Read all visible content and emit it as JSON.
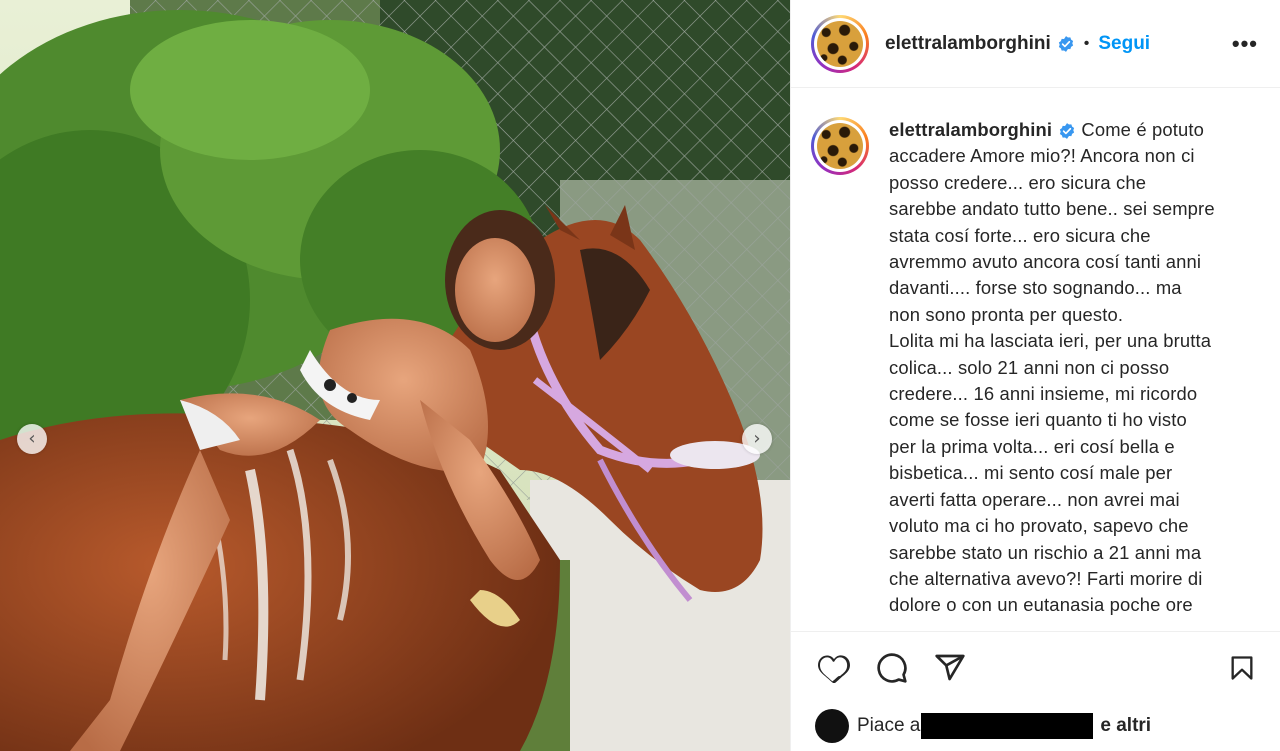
{
  "post": {
    "username": "elettralamborghini",
    "follow_label": "Segui",
    "separator": "•",
    "more_label": "•••",
    "caption_user": "elettralamborghini",
    "caption": " Come é potuto\naccadere Amore mio?! Ancora non ci\nposso credere... ero sicura che\nsarebbe andato tutto bene.. sei sempre\nstata cosí forte... ero sicura che\navremmo avuto ancora cosí tanti anni\ndavanti.... forse sto sognando... ma\nnon sono pronta per questo.\nLolita mi ha lasciata ieri, per una brutta\ncolica... solo 21 anni non ci posso\ncredere... 16 anni insieme, mi ricordo\ncome se fosse ieri quanto ti ho visto\nper la prima volta... eri cosí bella e\nbisbetica... mi sento cosí male per\naverti fatta operare... non avrei mai\nvoluto ma ci ho provato, sapevo che\nsarebbe stato un rischio a 21 anni ma\nche alternativa avevo?! Farti morire di\ndolore o con un eutanasia poche ore",
    "likes_prefix": "Piace a",
    "likes_suffix": "e altri"
  },
  "icons": {
    "verified": "verified-badge-icon",
    "like": "heart-icon",
    "comment": "comment-icon",
    "share": "send-icon",
    "save": "bookmark-icon",
    "prev": "chevron-left-icon",
    "next": "chevron-right-icon"
  },
  "nav": {
    "prev_glyph": "‹",
    "next_glyph": "›"
  },
  "colors": {
    "accent": "#0095f6",
    "text": "#262626",
    "border": "#efefef"
  }
}
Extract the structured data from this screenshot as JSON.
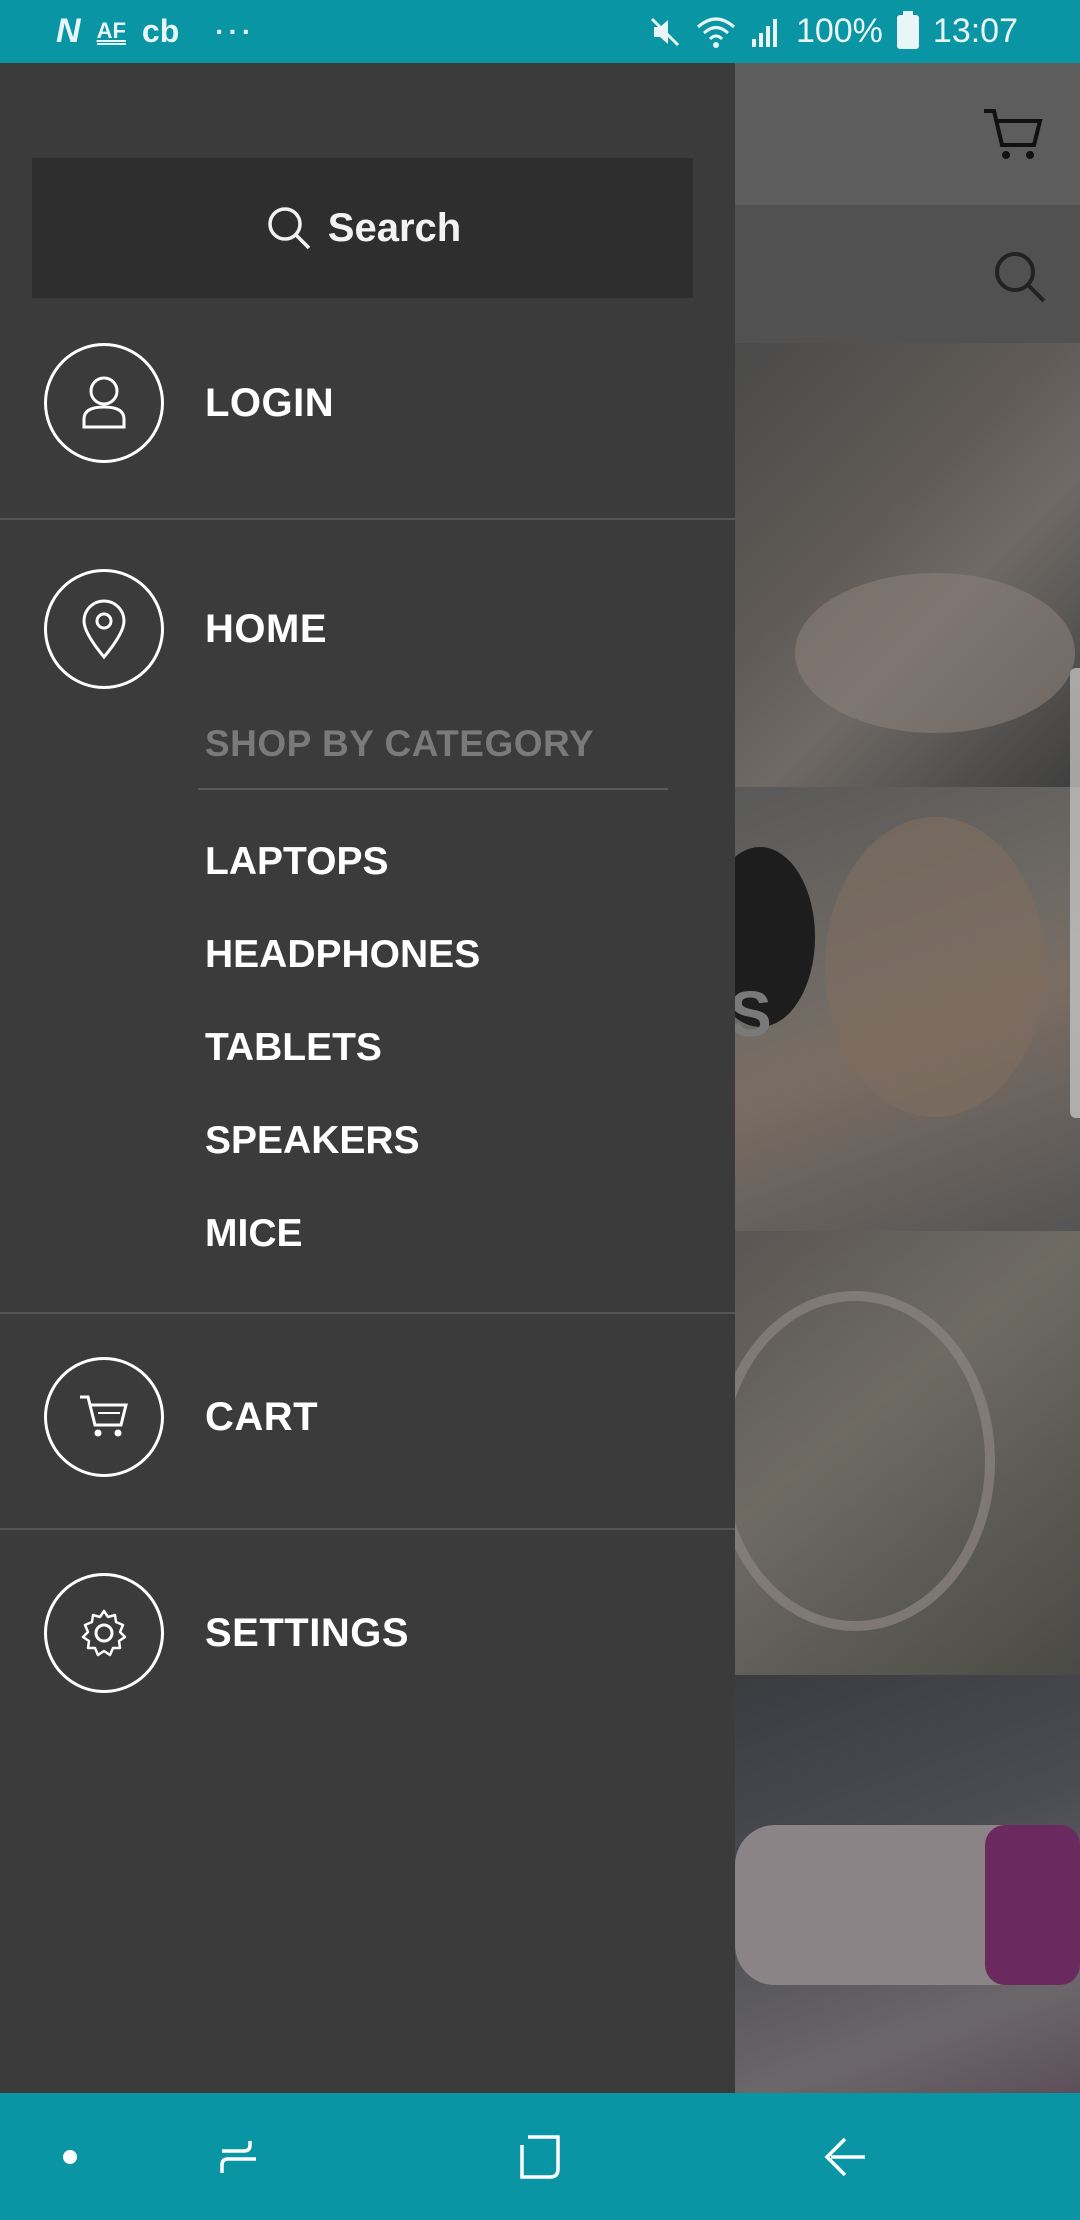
{
  "status_bar": {
    "left_icons": [
      "N",
      "AF",
      "cb"
    ],
    "dots": "···",
    "battery": "100%",
    "time": "13:07",
    "icons": [
      "mute-icon",
      "wifi-icon",
      "signal-icon",
      "battery-icon"
    ]
  },
  "drawer": {
    "search_label": "Search",
    "menu": {
      "login": "LOGIN",
      "home": "HOME",
      "cart": "CART",
      "settings": "SETTINGS"
    },
    "category_header": "SHOP BY CATEGORY",
    "categories": [
      "LAPTOPS",
      "HEADPHONES",
      "TABLETS",
      "SPEAKERS",
      "MICE"
    ]
  },
  "background": {
    "tile_letter": "S"
  },
  "colors": {
    "accent": "#0a95a5",
    "drawer_bg": "#3b3b3b",
    "search_bg": "#2e2e2e",
    "muted_text": "#7a7a7a"
  }
}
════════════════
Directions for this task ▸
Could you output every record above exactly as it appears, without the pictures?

Finished task ▸
Read all visible content and emit it as JSON.
{
  "post": {
    "username": "elettralamborghini",
    "follow_label": "Segui",
    "separator": "•",
    "more_label": "•••",
    "caption_user": "elettralamborghini",
    "caption": " Come é potuto\naccadere Amore mio?! Ancora non ci\nposso credere... ero sicura che\nsarebbe andato tutto bene.. sei sempre\nstata cosí forte... ero sicura che\navremmo avuto ancora cosí tanti anni\ndavanti.... forse sto sognando... ma\nnon sono pronta per questo.\nLolita mi ha lasciata ieri, per una brutta\ncolica... solo 21 anni non ci posso\ncredere... 16 anni insieme, mi ricordo\ncome se fosse ieri quanto ti ho visto\nper la prima volta... eri cosí bella e\nbisbetica... mi sento cosí male per\naverti fatta operare... non avrei mai\nvoluto ma ci ho provato, sapevo che\nsarebbe stato un rischio a 21 anni ma\nche alternativa avevo?! Farti morire di\ndolore o con un eutanasia poche ore",
    "likes_prefix": "Piace a",
    "likes_suffix": "e altri"
  },
  "icons": {
    "verified": "verified-badge-icon",
    "like": "heart-icon",
    "comment": "comment-icon",
    "share": "send-icon",
    "save": "bookmark-icon",
    "prev": "chevron-left-icon",
    "next": "chevron-right-icon"
  },
  "nav": {
    "prev_glyph": "‹",
    "next_glyph": "›"
  },
  "colors": {
    "accent": "#0095f6",
    "text": "#262626",
    "border": "#efefef"
  }
}
Extract the structured data from this screenshot as JSON.
{
  "status_bar": {
    "left_icons": [
      "N",
      "AF",
      "cb"
    ],
    "dots": "···",
    "battery": "100%",
    "time": "13:07",
    "icons": [
      "mute-icon",
      "wifi-icon",
      "signal-icon",
      "battery-icon"
    ]
  },
  "drawer": {
    "search_label": "Search",
    "menu": {
      "login": "LOGIN",
      "home": "HOME",
      "cart": "CART",
      "settings": "SETTINGS"
    },
    "category_header": "SHOP BY CATEGORY",
    "categories": [
      "LAPTOPS",
      "HEADPHONES",
      "TABLETS",
      "SPEAKERS",
      "MICE"
    ]
  },
  "background": {
    "tile_letter": "S"
  },
  "colors": {
    "accent": "#0a95a5",
    "drawer_bg": "#3b3b3b",
    "search_bg": "#2e2e2e",
    "muted_text": "#7a7a7a"
  }
}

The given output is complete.